• [Action item] Even where a line looks wrong, copy it exactly and include every entry.

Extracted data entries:

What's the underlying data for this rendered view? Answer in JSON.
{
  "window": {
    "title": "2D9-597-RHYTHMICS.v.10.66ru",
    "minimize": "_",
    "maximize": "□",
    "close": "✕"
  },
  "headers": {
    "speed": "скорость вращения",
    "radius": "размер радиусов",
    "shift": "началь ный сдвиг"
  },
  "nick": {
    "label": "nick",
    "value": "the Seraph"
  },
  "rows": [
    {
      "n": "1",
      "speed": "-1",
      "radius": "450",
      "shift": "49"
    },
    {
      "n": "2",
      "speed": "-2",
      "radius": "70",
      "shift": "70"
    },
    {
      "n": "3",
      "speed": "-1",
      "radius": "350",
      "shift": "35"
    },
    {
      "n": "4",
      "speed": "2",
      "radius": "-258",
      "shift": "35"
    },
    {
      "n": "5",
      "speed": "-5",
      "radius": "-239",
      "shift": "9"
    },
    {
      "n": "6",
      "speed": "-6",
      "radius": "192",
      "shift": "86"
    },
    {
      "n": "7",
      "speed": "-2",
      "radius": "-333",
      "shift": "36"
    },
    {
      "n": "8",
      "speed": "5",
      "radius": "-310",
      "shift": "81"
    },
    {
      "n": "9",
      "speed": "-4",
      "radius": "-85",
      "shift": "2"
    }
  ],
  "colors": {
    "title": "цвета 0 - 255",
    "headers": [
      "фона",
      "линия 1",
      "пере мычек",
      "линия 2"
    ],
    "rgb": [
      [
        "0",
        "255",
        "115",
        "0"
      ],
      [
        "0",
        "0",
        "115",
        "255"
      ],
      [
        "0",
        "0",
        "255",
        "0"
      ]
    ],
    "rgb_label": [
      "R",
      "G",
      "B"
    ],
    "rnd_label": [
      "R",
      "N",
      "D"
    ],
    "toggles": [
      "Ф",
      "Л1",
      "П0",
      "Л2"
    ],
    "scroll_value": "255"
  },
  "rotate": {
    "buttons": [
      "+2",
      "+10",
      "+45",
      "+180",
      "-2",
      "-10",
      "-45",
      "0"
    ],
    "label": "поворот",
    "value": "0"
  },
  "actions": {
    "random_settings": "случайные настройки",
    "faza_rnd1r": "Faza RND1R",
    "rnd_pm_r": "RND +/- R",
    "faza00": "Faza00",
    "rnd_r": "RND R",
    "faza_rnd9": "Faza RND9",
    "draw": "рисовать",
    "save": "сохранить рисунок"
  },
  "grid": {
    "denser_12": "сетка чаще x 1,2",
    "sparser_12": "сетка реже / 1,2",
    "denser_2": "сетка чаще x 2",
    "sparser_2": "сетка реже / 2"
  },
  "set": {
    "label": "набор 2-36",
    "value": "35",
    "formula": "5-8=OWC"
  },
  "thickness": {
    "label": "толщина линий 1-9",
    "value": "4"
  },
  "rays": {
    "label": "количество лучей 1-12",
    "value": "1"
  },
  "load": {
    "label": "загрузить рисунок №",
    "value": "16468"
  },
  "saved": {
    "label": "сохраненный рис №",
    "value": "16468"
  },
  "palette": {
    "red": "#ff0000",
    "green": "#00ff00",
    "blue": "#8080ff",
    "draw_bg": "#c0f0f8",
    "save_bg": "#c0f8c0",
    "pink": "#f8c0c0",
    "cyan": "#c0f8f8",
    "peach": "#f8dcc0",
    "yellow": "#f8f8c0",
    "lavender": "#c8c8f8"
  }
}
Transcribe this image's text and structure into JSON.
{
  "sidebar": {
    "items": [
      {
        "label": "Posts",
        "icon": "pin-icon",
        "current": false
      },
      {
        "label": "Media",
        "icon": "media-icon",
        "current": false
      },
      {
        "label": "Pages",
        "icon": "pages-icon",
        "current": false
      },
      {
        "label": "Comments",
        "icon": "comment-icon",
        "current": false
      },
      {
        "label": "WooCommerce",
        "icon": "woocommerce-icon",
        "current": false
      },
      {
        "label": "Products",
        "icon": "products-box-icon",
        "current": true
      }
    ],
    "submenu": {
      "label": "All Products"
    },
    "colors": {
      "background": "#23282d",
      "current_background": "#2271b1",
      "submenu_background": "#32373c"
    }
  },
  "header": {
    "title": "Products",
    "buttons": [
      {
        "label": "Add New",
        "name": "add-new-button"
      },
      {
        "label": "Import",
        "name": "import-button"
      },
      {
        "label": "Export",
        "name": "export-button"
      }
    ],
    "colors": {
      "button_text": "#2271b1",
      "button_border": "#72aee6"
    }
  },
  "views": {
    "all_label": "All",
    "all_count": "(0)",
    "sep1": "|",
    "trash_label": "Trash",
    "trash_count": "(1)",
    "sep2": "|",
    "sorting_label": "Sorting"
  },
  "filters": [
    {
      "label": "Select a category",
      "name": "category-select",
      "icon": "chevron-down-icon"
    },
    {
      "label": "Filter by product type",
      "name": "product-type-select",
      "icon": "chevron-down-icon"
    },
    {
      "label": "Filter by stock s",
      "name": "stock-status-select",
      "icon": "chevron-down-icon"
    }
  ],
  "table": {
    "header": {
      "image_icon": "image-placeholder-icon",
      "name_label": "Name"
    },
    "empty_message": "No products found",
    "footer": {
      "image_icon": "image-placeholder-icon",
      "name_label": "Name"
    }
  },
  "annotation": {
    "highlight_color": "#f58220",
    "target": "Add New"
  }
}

• [Exercise answer]
What's the underlying data for this rendered view? Answer in JSON.
{
  "window": {
    "title": "2D9-597-RHYTHMICS.v.10.66ru",
    "minimize": "_",
    "maximize": "□",
    "close": "✕"
  },
  "headers": {
    "speed": "скорость вращения",
    "radius": "размер радиусов",
    "shift": "началь ный сдвиг"
  },
  "nick": {
    "label": "nick",
    "value": "the Seraph"
  },
  "rows": [
    {
      "n": "1",
      "speed": "-1",
      "radius": "450",
      "shift": "49"
    },
    {
      "n": "2",
      "speed": "-2",
      "radius": "70",
      "shift": "70"
    },
    {
      "n": "3",
      "speed": "-1",
      "radius": "350",
      "shift": "35"
    },
    {
      "n": "4",
      "speed": "2",
      "radius": "-258",
      "shift": "35"
    },
    {
      "n": "5",
      "speed": "-5",
      "radius": "-239",
      "shift": "9"
    },
    {
      "n": "6",
      "speed": "-6",
      "radius": "192",
      "shift": "86"
    },
    {
      "n": "7",
      "speed": "-2",
      "radius": "-333",
      "shift": "36"
    },
    {
      "n": "8",
      "speed": "5",
      "radius": "-310",
      "shift": "81"
    },
    {
      "n": "9",
      "speed": "-4",
      "radius": "-85",
      "shift": "2"
    }
  ],
  "colors": {
    "title": "цвета 0 - 255",
    "headers": [
      "фона",
      "линия 1",
      "пере мычек",
      "линия 2"
    ],
    "rgb": [
      [
        "0",
        "255",
        "115",
        "0"
      ],
      [
        "0",
        "0",
        "115",
        "255"
      ],
      [
        "0",
        "0",
        "255",
        "0"
      ]
    ],
    "rgb_label": [
      "R",
      "G",
      "B"
    ],
    "rnd_label": [
      "R",
      "N",
      "D"
    ],
    "toggles": [
      "Ф",
      "Л1",
      "П0",
      "Л2"
    ],
    "scroll_value": "255"
  },
  "rotate": {
    "buttons": [
      "+2",
      "+10",
      "+45",
      "+180",
      "-2",
      "-10",
      "-45",
      "0"
    ],
    "label": "поворот",
    "value": "0"
  },
  "actions": {
    "random_settings": "случайные настройки",
    "faza_rnd1r": "Faza RND1R",
    "rnd_pm_r": "RND +/- R",
    "faza00": "Faza00",
    "rnd_r": "RND R",
    "faza_rnd9": "Faza RND9",
    "draw": "рисовать",
    "save": "сохранить рисунок"
  },
  "grid": {
    "denser_12": "сетка чаще x 1,2",
    "sparser_12": "сетка реже / 1,2",
    "denser_2": "сетка чаще x 2",
    "sparser_2": "сетка реже / 2"
  },
  "set": {
    "label": "набор 2-36",
    "value": "35",
    "formula": "5-8=OWC"
  },
  "thickness": {
    "label": "толщина линий 1-9",
    "value": "4"
  },
  "rays": {
    "label": "количество лучей 1-12",
    "value": "1"
  },
  "load": {
    "label": "загрузить рисунок №",
    "value": "16468"
  },
  "saved": {
    "label": "сохраненный рис №",
    "value": "16468"
  },
  "palette": {
    "red": "#ff0000",
    "green": "#00ff00",
    "blue": "#8080ff",
    "draw_bg": "#c0f0f8",
    "save_bg": "#c0f8c0",
    "pink": "#f8c0c0",
    "cyan": "#c0f8f8",
    "peach": "#f8dcc0",
    "yellow": "#f8f8c0",
    "lavender": "#c8c8f8"
  }
}
Transcribe this image's text and structure into JSON.
{
  "sidebar": {
    "items": [
      {
        "label": "Posts",
        "icon": "pin-icon",
        "current": false
      },
      {
        "label": "Media",
        "icon": "media-icon",
        "current": false
      },
      {
        "label": "Pages",
        "icon": "pages-icon",
        "current": false
      },
      {
        "label": "Comments",
        "icon": "comment-icon",
        "current": false
      },
      {
        "label": "WooCommerce",
        "icon": "woocommerce-icon",
        "current": false
      },
      {
        "label": "Products",
        "icon": "products-box-icon",
        "current": true
      }
    ],
    "submenu": {
      "label": "All Products"
    },
    "colors": {
      "background": "#23282d",
      "current_background": "#2271b1",
      "submenu_background": "#32373c"
    }
  },
  "header": {
    "title": "Products",
    "buttons": [
      {
        "label": "Add New",
        "name": "add-new-button"
      },
      {
        "label": "Import",
        "name": "import-button"
      },
      {
        "label": "Export",
        "name": "export-button"
      }
    ],
    "colors": {
      "button_text": "#2271b1",
      "button_border": "#72aee6"
    }
  },
  "views": {
    "all_label": "All",
    "all_count": "(0)",
    "sep1": "|",
    "trash_label": "Trash",
    "trash_count": "(1)",
    "sep2": "|",
    "sorting_label": "Sorting"
  },
  "filters": [
    {
      "label": "Select a category",
      "name": "category-select",
      "icon": "chevron-down-icon"
    },
    {
      "label": "Filter by product type",
      "name": "product-type-select",
      "icon": "chevron-down-icon"
    },
    {
      "label": "Filter by stock s",
      "name": "stock-status-select",
      "icon": "chevron-down-icon"
    }
  ],
  "table": {
    "header": {
      "image_icon": "image-placeholder-icon",
      "name_label": "Name"
    },
    "empty_message": "No products found",
    "footer": {
      "image_icon": "image-placeholder-icon",
      "name_label": "Name"
    }
  },
  "annotation": {
    "highlight_color": "#f58220",
    "target": "Add New"
  }
}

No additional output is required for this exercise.